SEL3055 : Chaucer, Shakespeare and the Book of the Future

  • Offered for Year: 2020/21
  • Module Leader(s): Dr James Cummings
  • Owning School: English Lit, Language & Linguistics
  • Teaching Location: Newcastle City Campus
Semesters
Semester 1 Credit Value: 20
ECTS Credits: 10.0

Aims

What does it mean to write a text in the medieval and early modern period? Who was meant to read the manuscripts or printed works that survive to us? How do these texts become the books we read and the drama we perform? How does our experiences of text change with the medium, and how might this change in the future? What form will books of the future take?
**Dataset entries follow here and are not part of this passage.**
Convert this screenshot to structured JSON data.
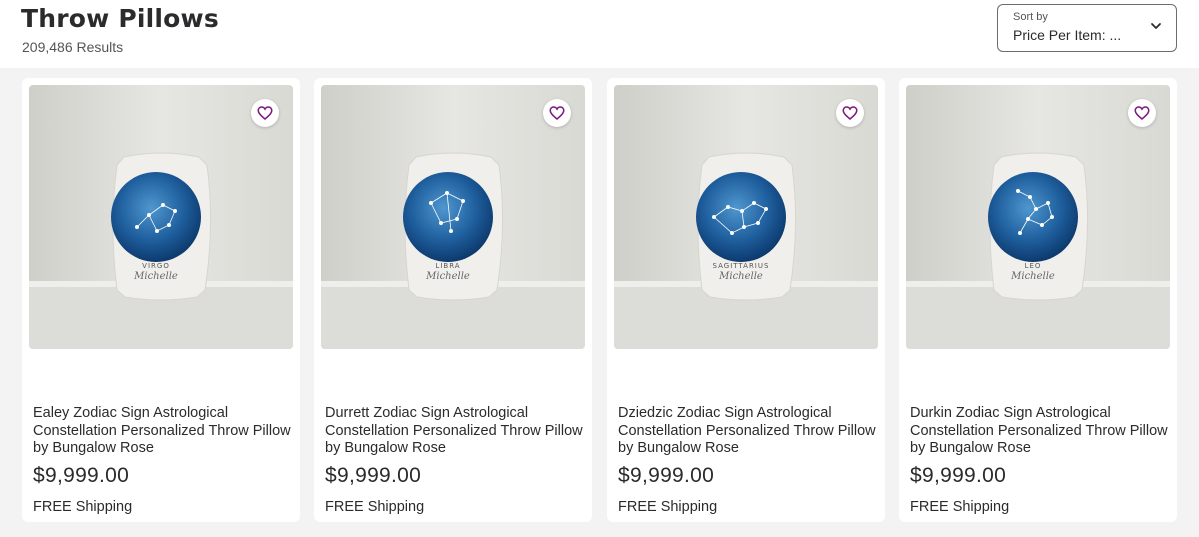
{
  "header": {
    "title": "Throw Pillows",
    "results": "209,486 Results"
  },
  "sort": {
    "label": "Sort by",
    "value": "Price Per Item: ...",
    "icon": "chevron-down-icon"
  },
  "colors": {
    "accent": "#7f187f",
    "background": "#f3f3f3",
    "text": "#2b2a2c"
  },
  "products": [
    {
      "name": "Ealey Zodiac Sign Astrological Constellation Personalized Throw Pillow by Bungalow Rose",
      "price": "$9,999.00",
      "shipping": "FREE Shipping",
      "sign": "VIRGO",
      "personalized": "Michelle"
    },
    {
      "name": "Durrett Zodiac Sign Astrological Constellation Personalized Throw Pillow by Bungalow Rose",
      "price": "$9,999.00",
      "shipping": "FREE Shipping",
      "sign": "LIBRA",
      "personalized": "Michelle"
    },
    {
      "name": "Dziedzic Zodiac Sign Astrological Constellation Personalized Throw Pillow by Bungalow Rose",
      "price": "$9,999.00",
      "shipping": "FREE Shipping",
      "sign": "SAGITTARIUS",
      "personalized": "Michelle"
    },
    {
      "name": "Durkin Zodiac Sign Astrological Constellation Personalized Throw Pillow by Bungalow Rose",
      "price": "$9,999.00",
      "shipping": "FREE Shipping",
      "sign": "LEO",
      "personalized": "Michelle"
    }
  ]
}
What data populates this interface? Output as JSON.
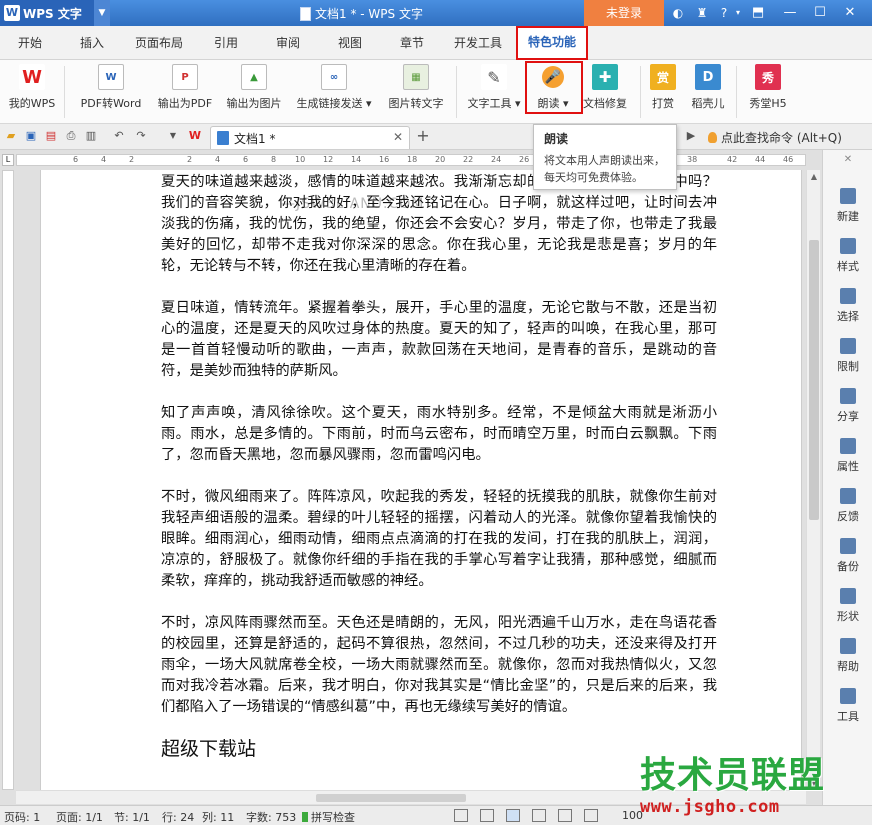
{
  "title_bar": {
    "app_name": "WPS 文字",
    "doc_title": "文档1 * - WPS 文字",
    "login": "未登录",
    "help": "?"
  },
  "menu_tabs": [
    "开始",
    "插入",
    "页面布局",
    "引用",
    "审阅",
    "视图",
    "章节",
    "开发工具"
  ],
  "active_tab": "特色功能",
  "ribbon": {
    "my_wps": "我的WPS",
    "pdf_to_word": "PDF转Word",
    "export_pdf": "输出为PDF",
    "export_image": "输出为图片",
    "gen_link": "生成链接发送",
    "img_to_text": "图片转文字",
    "text_tools": "文字工具",
    "read_aloud": "朗读",
    "doc_repair": "文档修复",
    "reward": "打赏",
    "daoke": "稻壳儿",
    "xiutang": "秀堂H5"
  },
  "quickbar": {
    "doc_tab": "文档1 *",
    "find_command": "点此查找命令 (Alt+Q)"
  },
  "tooltip": {
    "title": "朗读",
    "body": "将文本用人声朗读出来，每天均可免费体验。"
  },
  "page_watermark": "—JSW3LIANU.COM",
  "document": {
    "paragraphs": [
      "夏天的味道越来越淡，感情的味道越来越浓。我渐渐忘却的朋友，你们还在我心中吗？我们的音容笑貌，你对我的好，至今我还铭记在心。日子啊，就这样过吧，让时间去冲淡我的伤痛，我的忧伤，我的绝望，你还会不会安心？岁月，带走了你，也带走了我最美好的回忆，却带不走我对你深深的思念。你在我心里，无论我是悲是喜；岁月的年轮，无论转与不转，你还在我心里清晰的存在着。",
      "夏日味道，情转流年。紧握着拳头，展开，手心里的温度，无论它散与不散，还是当初心的温度，还是夏天的风吹过身体的热度。夏天的知了，轻声的叫唤，在我心里，那可是一首首轻慢动听的歌曲，一声声，款款回荡在天地间，是青春的音乐，是跳动的音符，是美妙而独特的萨斯风。",
      "知了声声唤，清风徐徐吹。这个夏天，雨水特别多。经常，不是倾盆大雨就是淅沥小雨。雨水，总是多情的。下雨前，时而乌云密布，时而晴空万里，时而白云飘飘。下雨了，忽而昏天黑地，忽而暴风骤雨，忽而雷鸣闪电。",
      "不时，微风细雨来了。阵阵凉风，吹起我的秀发，轻轻的抚摸我的肌肤，就像你生前对我轻声细语般的温柔。碧绿的叶儿轻轻的摇摆，闪着动人的光泽。就像你望着我愉快的眼眸。细雨润心，细雨动情，细雨点点滴滴的打在我的发间，打在我的肌肤上，润润，凉凉的，舒服极了。就像你纤细的手指在我的手掌心写着字让我猜，那种感觉，细腻而柔软，痒痒的，挑动我舒适而敏感的神经。",
      "不时，凉风阵雨骤然而至。天色还是晴朗的，无风，阳光洒遍千山万水，走在鸟语花香的校园里，还算是舒适的，起码不算很热，忽然间，不过几秒的功夫，还没来得及打开雨伞，一场大风就席卷全校，一场大雨就骤然而至。就像你，忽而对我热情似火，又忽而对我冷若冰霜。后来，我才明白，你对我其实是“情比金坚”的，只是后来的后来，我们都陷入了一场错误的“情感纠葛”中，再也无缘续写美好的情谊。"
    ],
    "heading": "超级下载站"
  },
  "side_pane": [
    "新建",
    "样式",
    "选择",
    "限制",
    "分享",
    "属性",
    "反馈",
    "备份",
    "形状",
    "帮助",
    "工具"
  ],
  "status_bar": {
    "page_code": "页码: 1",
    "page": "页面: 1/1",
    "section": "节: 1/1",
    "row": "行: 24",
    "col": "列: 11",
    "word_count": "字数: 753",
    "spell_check": "拼写检查",
    "zoom": "100"
  },
  "logo": {
    "name": "技术员联盟",
    "url": "www.jsgho.com"
  }
}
These are some of the questions we will be addressing in this module. We will explore the shifts in medium from handwritten, to print, to the digital world and especially its effects on modes of public and private writing. We will focus specifically on medieval and early modern prose, life writing, correspondence, drama and poetry, and the context of their production and dissemination.

By the end of the module students will:
- have developed an understanding of the relationship between literature and technology;
- be aware of technological developments in writing, copying and accessibility of texts in the medieval and early modern periods;
- have considered the relationship between the material form of texts and how that might affect their production;
- have knowledge of a range of text types from the medieval and early modern period;
- have an understanding of differences between public and private writing in pre-modern texts.

Outline Of Syllabus

Texts studied in this module have typically included works such as: The Book of Margery Kempe, The Paston Letters, Memoirs by Lady Ann Fanshaw and Lady Anne Halkett, Johannes Trithemius’ In Praise of Scribes, Chaucer's House of Fame, and Shakespeare's Hamlet. Through the study of these works and modern critical texts on digital technology, we will explore how these texts are written and received in their own time and in ours. Discussions will address issues of book history and the nature of authorship. At the end of the semester, we will find out how the advent of digital technologies is used to breathe new life into texts like these — and how these technological shifts open up new avenues for readers and researchers alike. As much as possible texts will be provided to students via an online module reader.

Teaching Methods

Module leaders are revising this content in light of the Covid 19 restrictions.
Revised and approved detail information will be available by 17 August.

Assessment Methods

Module leaders are revising this content in light of the Covid 19 restrictions.
Revised and approved detail information will be available by 17 August.

Reading Lists

Timetable